#### REQUIREMENT:
Write out the data below in full. Keep it exact.

────────

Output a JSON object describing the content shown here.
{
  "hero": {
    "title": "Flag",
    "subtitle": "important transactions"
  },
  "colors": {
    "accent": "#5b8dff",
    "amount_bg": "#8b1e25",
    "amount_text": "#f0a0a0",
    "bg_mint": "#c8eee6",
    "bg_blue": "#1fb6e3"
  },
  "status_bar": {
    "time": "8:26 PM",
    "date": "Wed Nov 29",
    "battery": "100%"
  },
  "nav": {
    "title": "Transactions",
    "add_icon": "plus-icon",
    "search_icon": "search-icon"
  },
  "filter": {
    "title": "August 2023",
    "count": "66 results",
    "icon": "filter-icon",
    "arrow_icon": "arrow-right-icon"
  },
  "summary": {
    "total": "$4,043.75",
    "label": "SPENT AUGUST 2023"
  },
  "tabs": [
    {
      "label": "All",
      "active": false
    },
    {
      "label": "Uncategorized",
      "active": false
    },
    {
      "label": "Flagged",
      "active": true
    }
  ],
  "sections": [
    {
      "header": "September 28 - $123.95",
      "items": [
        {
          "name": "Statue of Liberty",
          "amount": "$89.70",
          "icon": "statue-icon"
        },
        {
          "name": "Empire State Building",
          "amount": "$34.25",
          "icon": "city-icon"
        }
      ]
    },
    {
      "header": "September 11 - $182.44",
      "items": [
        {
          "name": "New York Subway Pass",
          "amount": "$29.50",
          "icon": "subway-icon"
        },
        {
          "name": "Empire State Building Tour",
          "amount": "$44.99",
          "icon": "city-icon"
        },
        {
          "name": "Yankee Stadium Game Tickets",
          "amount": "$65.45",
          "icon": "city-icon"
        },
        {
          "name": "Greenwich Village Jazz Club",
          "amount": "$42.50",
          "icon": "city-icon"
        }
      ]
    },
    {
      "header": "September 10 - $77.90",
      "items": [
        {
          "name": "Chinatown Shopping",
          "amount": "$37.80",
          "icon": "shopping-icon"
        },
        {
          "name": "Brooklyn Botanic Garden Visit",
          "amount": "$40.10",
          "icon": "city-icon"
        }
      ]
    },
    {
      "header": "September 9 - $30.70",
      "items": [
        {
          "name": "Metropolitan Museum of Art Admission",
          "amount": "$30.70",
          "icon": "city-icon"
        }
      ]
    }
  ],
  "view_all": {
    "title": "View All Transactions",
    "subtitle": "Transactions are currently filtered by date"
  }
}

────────

#### FINAL ANSWER:
Output a JSON object describing the content shown here.
{
  "hero": {
    "title": "Flag",
    "subtitle": "important transactions"
  },
  "colors": {
    "accent": "#5b8dff",
    "amount_bg": "#8b1e25",
    "amount_text": "#f0a0a0",
    "bg_mint": "#c8eee6",
    "bg_blue": "#1fb6e3"
  },
  "status_bar": {
    "time": "8:26 PM",
    "date": "Wed Nov 29",
    "battery": "100%"
  },
  "nav": {
    "title": "Transactions",
    "add_icon": "plus-icon",
    "search_icon": "search-icon"
  },
  "filter": {
    "title": "August 2023",
    "count": "66 results",
    "icon": "filter-icon",
    "arrow_icon": "arrow-right-icon"
  },
  "summary": {
    "total": "$4,043.75",
    "label": "SPENT AUGUST 2023"
  },
  "tabs": [
    {
      "label": "All",
      "active": false
    },
    {
      "label": "Uncategorized",
      "active": false
    },
    {
      "label": "Flagged",
      "active": true
    }
  ],
  "sections": [
    {
      "header": "September 28 - $123.95",
      "items": [
        {
          "name": "Statue of Liberty",
          "amount": "$89.70",
          "icon": "statue-icon"
        },
        {
          "name": "Empire State Building",
          "amount": "$34.25",
          "icon": "city-icon"
        }
      ]
    },
    {
      "header": "September 11 - $182.44",
      "items": [
        {
          "name": "New York Subway Pass",
          "amount": "$29.50",
          "icon": "subway-icon"
        },
        {
          "name": "Empire State Building Tour",
          "amount": "$44.99",
          "icon": "city-icon"
        },
        {
          "name": "Yankee Stadium Game Tickets",
          "amount": "$65.45",
          "icon": "city-icon"
        },
        {
          "name": "Greenwich Village Jazz Club",
          "amount": "$42.50",
          "icon": "city-icon"
        }
      ]
    },
    {
      "header": "September 10 - $77.90",
      "items": [
        {
          "name": "Chinatown Shopping",
          "amount": "$37.80",
          "icon": "shopping-icon"
        },
        {
          "name": "Brooklyn Botanic Garden Visit",
          "amount": "$40.10",
          "icon": "city-icon"
        }
      ]
    },
    {
      "header": "September 9 - $30.70",
      "items": [
        {
          "name": "Metropolitan Museum of Art Admission",
          "amount": "$30.70",
          "icon": "city-icon"
        }
      ]
    }
  ],
  "view_all": {
    "title": "View All Transactions",
    "subtitle": "Transactions are currently filtered by date"
  }
}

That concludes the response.